* _EXERCISE BRIEF_: Hand back each record exactly as you find it.

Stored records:
·····

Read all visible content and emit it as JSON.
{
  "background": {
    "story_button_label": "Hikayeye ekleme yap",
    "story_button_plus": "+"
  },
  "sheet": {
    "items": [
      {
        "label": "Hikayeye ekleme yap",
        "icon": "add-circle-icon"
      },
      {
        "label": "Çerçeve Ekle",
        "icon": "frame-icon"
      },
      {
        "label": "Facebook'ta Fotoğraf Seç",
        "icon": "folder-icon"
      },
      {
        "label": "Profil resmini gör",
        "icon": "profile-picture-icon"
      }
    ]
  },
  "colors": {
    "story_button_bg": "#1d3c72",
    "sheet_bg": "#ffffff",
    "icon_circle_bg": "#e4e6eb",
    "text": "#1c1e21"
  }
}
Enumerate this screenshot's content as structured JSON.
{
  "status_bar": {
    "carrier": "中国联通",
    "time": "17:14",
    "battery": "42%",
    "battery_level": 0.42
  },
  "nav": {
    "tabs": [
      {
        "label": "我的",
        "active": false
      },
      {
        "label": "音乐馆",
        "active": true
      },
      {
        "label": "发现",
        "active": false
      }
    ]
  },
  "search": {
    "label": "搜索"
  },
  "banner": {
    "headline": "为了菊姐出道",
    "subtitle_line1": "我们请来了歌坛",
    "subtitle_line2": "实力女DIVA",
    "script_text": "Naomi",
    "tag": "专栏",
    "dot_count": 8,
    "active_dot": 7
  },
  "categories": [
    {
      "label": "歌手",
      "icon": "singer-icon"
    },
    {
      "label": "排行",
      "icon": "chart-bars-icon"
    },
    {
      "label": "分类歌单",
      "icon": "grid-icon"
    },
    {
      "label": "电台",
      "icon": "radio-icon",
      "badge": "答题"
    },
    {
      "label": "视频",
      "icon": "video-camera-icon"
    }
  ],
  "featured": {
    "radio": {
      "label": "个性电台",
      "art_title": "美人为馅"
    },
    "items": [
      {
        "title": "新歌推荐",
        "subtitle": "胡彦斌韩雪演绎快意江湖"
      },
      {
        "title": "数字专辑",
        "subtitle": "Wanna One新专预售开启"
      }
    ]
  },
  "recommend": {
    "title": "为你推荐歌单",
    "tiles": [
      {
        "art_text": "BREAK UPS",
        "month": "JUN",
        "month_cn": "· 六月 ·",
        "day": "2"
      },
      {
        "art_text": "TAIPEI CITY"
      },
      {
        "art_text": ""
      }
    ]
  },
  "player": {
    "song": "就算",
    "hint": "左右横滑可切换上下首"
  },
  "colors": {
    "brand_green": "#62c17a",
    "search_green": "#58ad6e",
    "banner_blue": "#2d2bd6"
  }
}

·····

* _ANSWER TO THIS PROBLEM_:
Read all visible content and emit it as JSON.
{
  "background": {
    "story_button_label": "Hikayeye ekleme yap",
    "story_button_plus": "+"
  },
  "sheet": {
    "items": [
      {
        "label": "Hikayeye ekleme yap",
        "icon": "add-circle-icon"
      },
      {
        "label": "Çerçeve Ekle",
        "icon": "frame-icon"
      },
      {
        "label": "Facebook'ta Fotoğraf Seç",
        "icon": "folder-icon"
      },
      {
        "label": "Profil resmini gör",
        "icon": "profile-picture-icon"
      }
    ]
  },
  "colors": {
    "story_button_bg": "#1d3c72",
    "sheet_bg": "#ffffff",
    "icon_circle_bg": "#e4e6eb",
    "text": "#1c1e21"
  }
}
Enumerate this screenshot's content as structured JSON.
{
  "status_bar": {
    "carrier": "中国联通",
    "time": "17:14",
    "battery": "42%",
    "battery_level": 0.42
  },
  "nav": {
    "tabs": [
      {
        "label": "我的",
        "active": false
      },
      {
        "label": "音乐馆",
        "active": true
      },
      {
        "label": "发现",
        "active": false
      }
    ]
  },
  "search": {
    "label": "搜索"
  },
  "banner": {
    "headline": "为了菊姐出道",
    "subtitle_line1": "我们请来了歌坛",
    "subtitle_line2": "实力女DIVA",
    "script_text": "Naomi",
    "tag": "专栏",
    "dot_count": 8,
    "active_dot": 7
  },
  "categories": [
    {
      "label": "歌手",
      "icon": "singer-icon"
    },
    {
      "label": "排行",
      "icon": "chart-bars-icon"
    },
    {
      "label": "分类歌单",
      "icon": "grid-icon"
    },
    {
      "label": "电台",
      "icon": "radio-icon",
      "badge": "答题"
    },
    {
      "label": "视频",
      "icon": "video-camera-icon"
    }
  ],
  "featured": {
    "radio": {
      "label": "个性电台",
      "art_title": "美人为馅"
    },
    "items": [
      {
        "title": "新歌推荐",
        "subtitle": "胡彦斌韩雪演绎快意江湖"
      },
      {
        "title": "数字专辑",
        "subtitle": "Wanna One新专预售开启"
      }
    ]
  },
  "recommend": {
    "title": "为你推荐歌单",
    "tiles": [
      {
        "art_text": "BREAK UPS",
        "month": "JUN",
        "month_cn": "· 六月 ·",
        "day": "2"
      },
      {
        "art_text": "TAIPEI CITY"
      },
      {
        "art_text": ""
      }
    ]
  },
  "player": {
    "song": "就算",
    "hint": "左右横滑可切换上下首"
  },
  "colors": {
    "brand_green": "#62c17a",
    "search_green": "#58ad6e",
    "banner_blue": "#2d2bd6"
  }
}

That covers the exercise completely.